** SOURCE RECORDS follows **

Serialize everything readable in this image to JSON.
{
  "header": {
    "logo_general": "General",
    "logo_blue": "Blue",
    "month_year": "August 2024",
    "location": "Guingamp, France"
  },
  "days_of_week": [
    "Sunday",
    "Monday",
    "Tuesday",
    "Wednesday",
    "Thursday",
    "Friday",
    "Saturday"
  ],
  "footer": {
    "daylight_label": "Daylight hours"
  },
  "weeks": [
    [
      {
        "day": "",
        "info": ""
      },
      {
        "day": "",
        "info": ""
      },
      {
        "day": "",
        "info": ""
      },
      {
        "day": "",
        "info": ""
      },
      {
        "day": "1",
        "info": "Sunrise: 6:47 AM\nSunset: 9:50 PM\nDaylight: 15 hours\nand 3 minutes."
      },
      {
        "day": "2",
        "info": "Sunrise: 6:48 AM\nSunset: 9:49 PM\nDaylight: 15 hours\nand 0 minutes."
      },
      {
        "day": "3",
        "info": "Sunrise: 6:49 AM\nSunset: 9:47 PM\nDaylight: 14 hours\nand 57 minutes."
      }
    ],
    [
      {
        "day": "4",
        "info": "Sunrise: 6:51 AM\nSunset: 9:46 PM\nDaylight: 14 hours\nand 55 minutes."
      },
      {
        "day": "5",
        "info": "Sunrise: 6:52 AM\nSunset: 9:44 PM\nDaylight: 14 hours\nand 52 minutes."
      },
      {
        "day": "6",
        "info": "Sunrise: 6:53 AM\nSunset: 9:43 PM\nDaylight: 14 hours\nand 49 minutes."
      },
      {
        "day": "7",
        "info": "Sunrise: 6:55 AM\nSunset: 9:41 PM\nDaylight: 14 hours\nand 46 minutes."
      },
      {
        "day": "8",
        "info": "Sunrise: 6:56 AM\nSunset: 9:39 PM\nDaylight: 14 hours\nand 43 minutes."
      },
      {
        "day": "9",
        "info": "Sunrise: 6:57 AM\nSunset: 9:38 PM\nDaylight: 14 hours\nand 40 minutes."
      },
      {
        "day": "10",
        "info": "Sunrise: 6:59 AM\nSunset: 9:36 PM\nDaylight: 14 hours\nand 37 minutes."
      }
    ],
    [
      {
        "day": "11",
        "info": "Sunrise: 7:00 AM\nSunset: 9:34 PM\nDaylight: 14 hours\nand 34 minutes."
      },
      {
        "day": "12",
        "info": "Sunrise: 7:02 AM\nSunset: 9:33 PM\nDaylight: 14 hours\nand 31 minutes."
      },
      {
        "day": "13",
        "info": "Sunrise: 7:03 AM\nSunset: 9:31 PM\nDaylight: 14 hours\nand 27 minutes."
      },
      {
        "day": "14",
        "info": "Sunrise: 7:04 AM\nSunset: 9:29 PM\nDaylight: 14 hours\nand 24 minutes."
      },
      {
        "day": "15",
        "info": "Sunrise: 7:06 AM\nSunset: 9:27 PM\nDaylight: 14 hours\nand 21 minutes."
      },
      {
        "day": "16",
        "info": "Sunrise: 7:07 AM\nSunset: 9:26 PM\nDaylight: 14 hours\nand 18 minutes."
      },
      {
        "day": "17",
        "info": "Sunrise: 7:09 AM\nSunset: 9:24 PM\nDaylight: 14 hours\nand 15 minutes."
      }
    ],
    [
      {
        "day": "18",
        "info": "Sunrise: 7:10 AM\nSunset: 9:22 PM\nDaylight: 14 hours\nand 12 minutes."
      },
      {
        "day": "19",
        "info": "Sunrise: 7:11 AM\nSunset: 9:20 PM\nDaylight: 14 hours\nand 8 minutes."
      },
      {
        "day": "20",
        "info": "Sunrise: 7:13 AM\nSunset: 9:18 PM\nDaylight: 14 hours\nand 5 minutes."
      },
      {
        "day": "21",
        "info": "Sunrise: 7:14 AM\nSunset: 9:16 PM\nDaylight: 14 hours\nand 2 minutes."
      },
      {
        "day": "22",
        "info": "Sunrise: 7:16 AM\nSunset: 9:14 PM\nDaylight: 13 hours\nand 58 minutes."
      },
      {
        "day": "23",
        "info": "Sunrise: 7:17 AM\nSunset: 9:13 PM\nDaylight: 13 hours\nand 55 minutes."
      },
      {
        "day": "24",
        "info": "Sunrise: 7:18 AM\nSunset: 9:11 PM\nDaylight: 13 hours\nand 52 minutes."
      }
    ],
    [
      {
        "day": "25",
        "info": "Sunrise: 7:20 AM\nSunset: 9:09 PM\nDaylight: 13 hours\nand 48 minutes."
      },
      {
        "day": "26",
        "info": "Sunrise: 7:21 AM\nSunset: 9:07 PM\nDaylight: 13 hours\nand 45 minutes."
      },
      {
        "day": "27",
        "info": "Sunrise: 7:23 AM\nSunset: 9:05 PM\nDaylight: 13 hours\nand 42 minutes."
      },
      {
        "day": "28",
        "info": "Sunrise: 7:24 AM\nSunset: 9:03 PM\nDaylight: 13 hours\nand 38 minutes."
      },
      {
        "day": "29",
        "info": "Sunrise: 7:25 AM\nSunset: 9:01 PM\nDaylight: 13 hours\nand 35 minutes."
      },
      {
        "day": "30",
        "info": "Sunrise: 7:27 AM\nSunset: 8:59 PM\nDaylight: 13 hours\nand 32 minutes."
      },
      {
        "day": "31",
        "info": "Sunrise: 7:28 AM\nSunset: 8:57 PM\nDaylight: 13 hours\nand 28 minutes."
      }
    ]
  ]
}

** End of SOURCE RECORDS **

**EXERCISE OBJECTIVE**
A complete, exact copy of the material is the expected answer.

**EXERCISE RESULT**
Serialize everything readable in this image to JSON.
{
  "header": {
    "logo_general": "General",
    "logo_blue": "Blue",
    "month_year": "August 2024",
    "location": "Guingamp, France"
  },
  "days_of_week": [
    "Sunday",
    "Monday",
    "Tuesday",
    "Wednesday",
    "Thursday",
    "Friday",
    "Saturday"
  ],
  "footer": {
    "daylight_label": "Daylight hours"
  },
  "weeks": [
    [
      {
        "day": "",
        "info": ""
      },
      {
        "day": "",
        "info": ""
      },
      {
        "day": "",
        "info": ""
      },
      {
        "day": "",
        "info": ""
      },
      {
        "day": "1",
        "info": "Sunrise: 6:47 AM\nSunset: 9:50 PM\nDaylight: 15 hours\nand 3 minutes."
      },
      {
        "day": "2",
        "info": "Sunrise: 6:48 AM\nSunset: 9:49 PM\nDaylight: 15 hours\nand 0 minutes."
      },
      {
        "day": "3",
        "info": "Sunrise: 6:49 AM\nSunset: 9:47 PM\nDaylight: 14 hours\nand 57 minutes."
      }
    ],
    [
      {
        "day": "4",
        "info": "Sunrise: 6:51 AM\nSunset: 9:46 PM\nDaylight: 14 hours\nand 55 minutes."
      },
      {
        "day": "5",
        "info": "Sunrise: 6:52 AM\nSunset: 9:44 PM\nDaylight: 14 hours\nand 52 minutes."
      },
      {
        "day": "6",
        "info": "Sunrise: 6:53 AM\nSunset: 9:43 PM\nDaylight: 14 hours\nand 49 minutes."
      },
      {
        "day": "7",
        "info": "Sunrise: 6:55 AM\nSunset: 9:41 PM\nDaylight: 14 hours\nand 46 minutes."
      },
      {
        "day": "8",
        "info": "Sunrise: 6:56 AM\nSunset: 9:39 PM\nDaylight: 14 hours\nand 43 minutes."
      },
      {
        "day": "9",
        "info": "Sunrise: 6:57 AM\nSunset: 9:38 PM\nDaylight: 14 hours\nand 40 minutes."
      },
      {
        "day": "10",
        "info": "Sunrise: 6:59 AM\nSunset: 9:36 PM\nDaylight: 14 hours\nand 37 minutes."
      }
    ],
    [
      {
        "day": "11",
        "info": "Sunrise: 7:00 AM\nSunset: 9:34 PM\nDaylight: 14 hours\nand 34 minutes."
      },
      {
        "day": "12",
        "info": "Sunrise: 7:02 AM\nSunset: 9:33 PM\nDaylight: 14 hours\nand 31 minutes."
      },
      {
        "day": "13",
        "info": "Sunrise: 7:03 AM\nSunset: 9:31 PM\nDaylight: 14 hours\nand 27 minutes."
      },
      {
        "day": "14",
        "info": "Sunrise: 7:04 AM\nSunset: 9:29 PM\nDaylight: 14 hours\nand 24 minutes."
      },
      {
        "day": "15",
        "info": "Sunrise: 7:06 AM\nSunset: 9:27 PM\nDaylight: 14 hours\nand 21 minutes."
      },
      {
        "day": "16",
        "info": "Sunrise: 7:07 AM\nSunset: 9:26 PM\nDaylight: 14 hours\nand 18 minutes."
      },
      {
        "day": "17",
        "info": "Sunrise: 7:09 AM\nSunset: 9:24 PM\nDaylight: 14 hours\nand 15 minutes."
      }
    ],
    [
      {
        "day": "18",
        "info": "Sunrise: 7:10 AM\nSunset: 9:22 PM\nDaylight: 14 hours\nand 12 minutes."
      },
      {
        "day": "19",
        "info": "Sunrise: 7:11 AM\nSunset: 9:20 PM\nDaylight: 14 hours\nand 8 minutes."
      },
      {
        "day": "20",
        "info": "Sunrise: 7:13 AM\nSunset: 9:18 PM\nDaylight: 14 hours\nand 5 minutes."
      },
      {
        "day": "21",
        "info": "Sunrise: 7:14 AM\nSunset: 9:16 PM\nDaylight: 14 hours\nand 2 minutes."
      },
      {
        "day": "22",
        "info": "Sunrise: 7:16 AM\nSunset: 9:14 PM\nDaylight: 13 hours\nand 58 minutes."
      },
      {
        "day": "23",
        "info": "Sunrise: 7:17 AM\nSunset: 9:13 PM\nDaylight: 13 hours\nand 55 minutes."
      },
      {
        "day": "24",
        "info": "Sunrise: 7:18 AM\nSunset: 9:11 PM\nDaylight: 13 hours\nand 52 minutes."
      }
    ],
    [
      {
        "day": "25",
        "info": "Sunrise: 7:20 AM\nSunset: 9:09 PM\nDaylight: 13 hours\nand 48 minutes."
      },
      {
        "day": "26",
        "info": "Sunrise: 7:21 AM\nSunset: 9:07 PM\nDaylight: 13 hours\nand 45 minutes."
      },
      {
        "day": "27",
        "info": "Sunrise: 7:23 AM\nSunset: 9:05 PM\nDaylight: 13 hours\nand 42 minutes."
      },
      {
        "day": "28",
        "info": "Sunrise: 7:24 AM\nSunset: 9:03 PM\nDaylight: 13 hours\nand 38 minutes."
      },
      {
        "day": "29",
        "info": "Sunrise: 7:25 AM\nSunset: 9:01 PM\nDaylight: 13 hours\nand 35 minutes."
      },
      {
        "day": "30",
        "info": "Sunrise: 7:27 AM\nSunset: 8:59 PM\nDaylight: 13 hours\nand 32 minutes."
      },
      {
        "day": "31",
        "info": "Sunrise: 7:28 AM\nSunset: 8:57 PM\nDaylight: 13 hours\nand 28 minutes."
      }
    ]
  ]
}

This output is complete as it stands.